3 Occupy Projects Crowd-Funded Online

More

For the most part, the Occupy protests are a pretty low-budget operation. There are some costs for food and porta-potties, but the operating costs of urban camping are not exorbitant.

But some activists have had ideas for OWS-inspired projects that do require a bit of cash, and for those financial needs, they've turned to the crowds (this is a movement of the 99 percent, after all), and, specifically, to the websites Kickstarter and LoudSauce.

Below, three of these crowd-funded projects:

1. The Occupied Wall Street Journal

occupiedwallstreetjournal1.jpg

Journalists Arun Gupta and Jed Brandt framed their appeal on Kickstarter this way: "We don't have billions like FOX News nor are we bankrolled by the Koch brothers. We only have YOU!" Their dream? To create a newspaper for the protesters. In the first eight hours, they raised $12,000. Over time, that number grew to $75,000 from about 1,700 supporters. They've now produced and printed three editions of their newspaper.

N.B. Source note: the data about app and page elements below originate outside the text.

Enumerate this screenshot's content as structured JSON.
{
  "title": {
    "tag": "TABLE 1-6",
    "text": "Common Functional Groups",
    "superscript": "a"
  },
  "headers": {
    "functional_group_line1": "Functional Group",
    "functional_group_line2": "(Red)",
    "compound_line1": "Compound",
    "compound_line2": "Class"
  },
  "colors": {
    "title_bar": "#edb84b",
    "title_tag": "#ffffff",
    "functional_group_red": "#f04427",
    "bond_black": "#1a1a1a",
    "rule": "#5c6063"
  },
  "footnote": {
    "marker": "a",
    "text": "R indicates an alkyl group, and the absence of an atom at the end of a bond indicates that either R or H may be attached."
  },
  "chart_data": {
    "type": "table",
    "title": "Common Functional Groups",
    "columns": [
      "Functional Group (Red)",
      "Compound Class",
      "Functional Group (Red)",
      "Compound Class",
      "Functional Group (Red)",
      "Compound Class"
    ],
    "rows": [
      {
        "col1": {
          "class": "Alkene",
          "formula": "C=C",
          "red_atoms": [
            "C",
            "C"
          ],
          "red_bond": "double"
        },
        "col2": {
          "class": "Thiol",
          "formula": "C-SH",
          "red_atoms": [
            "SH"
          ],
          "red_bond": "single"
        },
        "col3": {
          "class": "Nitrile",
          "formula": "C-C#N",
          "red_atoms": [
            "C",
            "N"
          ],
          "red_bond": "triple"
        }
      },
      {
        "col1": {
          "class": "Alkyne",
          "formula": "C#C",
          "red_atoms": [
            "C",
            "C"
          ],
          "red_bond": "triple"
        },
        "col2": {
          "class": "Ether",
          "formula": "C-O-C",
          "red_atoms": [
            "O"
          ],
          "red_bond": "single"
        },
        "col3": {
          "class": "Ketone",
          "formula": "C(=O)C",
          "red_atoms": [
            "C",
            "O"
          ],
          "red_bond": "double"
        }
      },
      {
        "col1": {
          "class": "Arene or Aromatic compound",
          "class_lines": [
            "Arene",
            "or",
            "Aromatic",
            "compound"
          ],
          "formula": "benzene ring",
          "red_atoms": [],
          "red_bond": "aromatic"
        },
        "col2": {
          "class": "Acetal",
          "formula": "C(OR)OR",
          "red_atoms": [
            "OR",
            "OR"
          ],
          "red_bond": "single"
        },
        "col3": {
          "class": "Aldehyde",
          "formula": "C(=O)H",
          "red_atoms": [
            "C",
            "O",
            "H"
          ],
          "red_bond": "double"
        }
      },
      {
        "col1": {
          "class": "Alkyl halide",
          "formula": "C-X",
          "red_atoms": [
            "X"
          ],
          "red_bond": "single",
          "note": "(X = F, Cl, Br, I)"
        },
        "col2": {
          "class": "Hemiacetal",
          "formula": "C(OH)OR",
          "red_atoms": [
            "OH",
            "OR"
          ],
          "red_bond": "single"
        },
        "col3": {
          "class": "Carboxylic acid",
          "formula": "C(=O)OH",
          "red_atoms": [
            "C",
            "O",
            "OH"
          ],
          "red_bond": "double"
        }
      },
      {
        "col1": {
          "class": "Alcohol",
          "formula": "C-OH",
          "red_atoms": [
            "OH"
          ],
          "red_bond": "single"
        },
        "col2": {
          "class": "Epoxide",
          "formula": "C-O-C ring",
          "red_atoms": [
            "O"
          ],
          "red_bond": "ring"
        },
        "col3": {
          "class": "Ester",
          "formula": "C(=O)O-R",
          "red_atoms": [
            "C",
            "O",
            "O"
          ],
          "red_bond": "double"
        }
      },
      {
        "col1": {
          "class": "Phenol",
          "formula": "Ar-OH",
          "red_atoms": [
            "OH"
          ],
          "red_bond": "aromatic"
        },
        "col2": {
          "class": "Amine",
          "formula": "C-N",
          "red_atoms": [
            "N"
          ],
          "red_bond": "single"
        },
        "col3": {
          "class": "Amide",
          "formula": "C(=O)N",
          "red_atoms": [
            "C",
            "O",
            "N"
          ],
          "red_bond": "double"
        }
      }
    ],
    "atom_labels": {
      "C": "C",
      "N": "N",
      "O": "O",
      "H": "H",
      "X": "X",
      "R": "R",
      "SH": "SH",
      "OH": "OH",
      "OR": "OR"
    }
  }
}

2. National TV Ads

On Loudsauce, a fundraising vehicle for advertisements, people have pooled together to raise more than $20,000 for the production and national distribution of four different 30-second TV ads, the first of which began airing on November 5th.

3. Occupy Comics

occupycomics2.jpg

On Kickstarter now is a not-yet-fully funded project from more than 30 comics and graphic-novel artists to create a book of art inspired by the protests. With 23 days to go, they've got $8,000 out of $10,00 raised, and 176 backers.

It's not as though movements of the past couldn't crowdsource their funds -- even passing the hat is a form of crowd-funding. But the ready tools of sites such as Kickstarter and Loudsauce have made it easy for artists and writers with a vision to reach more people, more money, and spread the word further about their projects, all with relative ease. The tools are out there, open and ready for Occupy -- or anyone else -- to put to use.

Jump to comments
Presented by

Rebecca J. Rosen is a senior editor at The Atlantic, where she oversees the Business Channel. She was previously an associate editor at The Wilson Quarterly.

Get Today's Top Stories in Your Inbox (preview)

Saving Central: One High School's Struggle After Resegregation

Meet the students and staff at Tuscaloosa’s all-black Central High School in a short documentary film by Maisie Crow. 


Elsewhere on the web

Join the Discussion

After you comment, click Post. If you’re not already logged in you will be asked to log in or register. blog comments powered by Disqus

Video

Where Time Comes From

The clocks that coordinate your cellphone, GPS, and more

Video

Computer Vision Syndrome and You

Save your eyes. Take breaks.

Video

What Happens in 60 Seconds

Quantifying human activity around the world

Writers

Up
Down

More in Technology

Just In